EXERCISE DIRECTIONS >> Return all the lines below in which the string "Цукербринчики" appears.

Segment Start: EXCERPTED RECORDS

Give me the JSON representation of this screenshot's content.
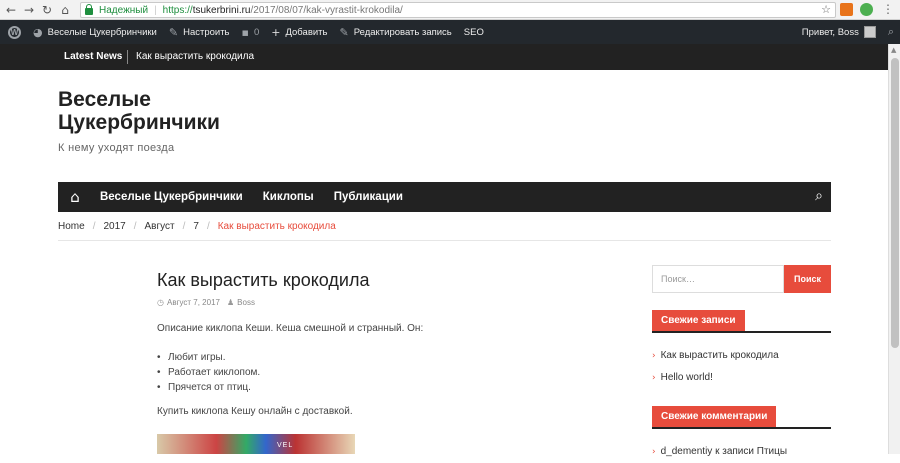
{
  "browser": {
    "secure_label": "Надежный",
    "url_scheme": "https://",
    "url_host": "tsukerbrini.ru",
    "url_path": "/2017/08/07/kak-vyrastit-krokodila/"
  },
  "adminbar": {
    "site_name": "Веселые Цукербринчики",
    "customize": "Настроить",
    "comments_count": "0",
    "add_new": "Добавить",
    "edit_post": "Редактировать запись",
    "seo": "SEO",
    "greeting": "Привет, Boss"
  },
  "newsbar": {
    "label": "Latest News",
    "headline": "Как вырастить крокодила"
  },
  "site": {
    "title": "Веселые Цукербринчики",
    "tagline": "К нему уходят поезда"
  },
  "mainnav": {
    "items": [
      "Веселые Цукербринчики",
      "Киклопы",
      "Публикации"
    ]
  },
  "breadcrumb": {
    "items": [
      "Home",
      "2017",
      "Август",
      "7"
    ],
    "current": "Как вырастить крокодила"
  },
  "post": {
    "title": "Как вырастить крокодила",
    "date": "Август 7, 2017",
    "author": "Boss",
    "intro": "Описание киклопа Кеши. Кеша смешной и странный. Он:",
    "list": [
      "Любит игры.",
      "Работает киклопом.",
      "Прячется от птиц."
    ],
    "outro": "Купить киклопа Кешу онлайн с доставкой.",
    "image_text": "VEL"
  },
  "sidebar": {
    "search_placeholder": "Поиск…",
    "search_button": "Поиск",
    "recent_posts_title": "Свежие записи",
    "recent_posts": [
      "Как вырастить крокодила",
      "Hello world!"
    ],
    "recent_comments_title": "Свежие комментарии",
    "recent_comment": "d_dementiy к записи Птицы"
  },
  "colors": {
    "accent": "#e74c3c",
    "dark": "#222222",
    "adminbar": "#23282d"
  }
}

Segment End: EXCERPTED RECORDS

EXERCISE RESULT >>
    "site_name": "Веселые Цукербринчики",
    "title": "Веселые Цукербринчики",
      "Веселые Цукербринчики",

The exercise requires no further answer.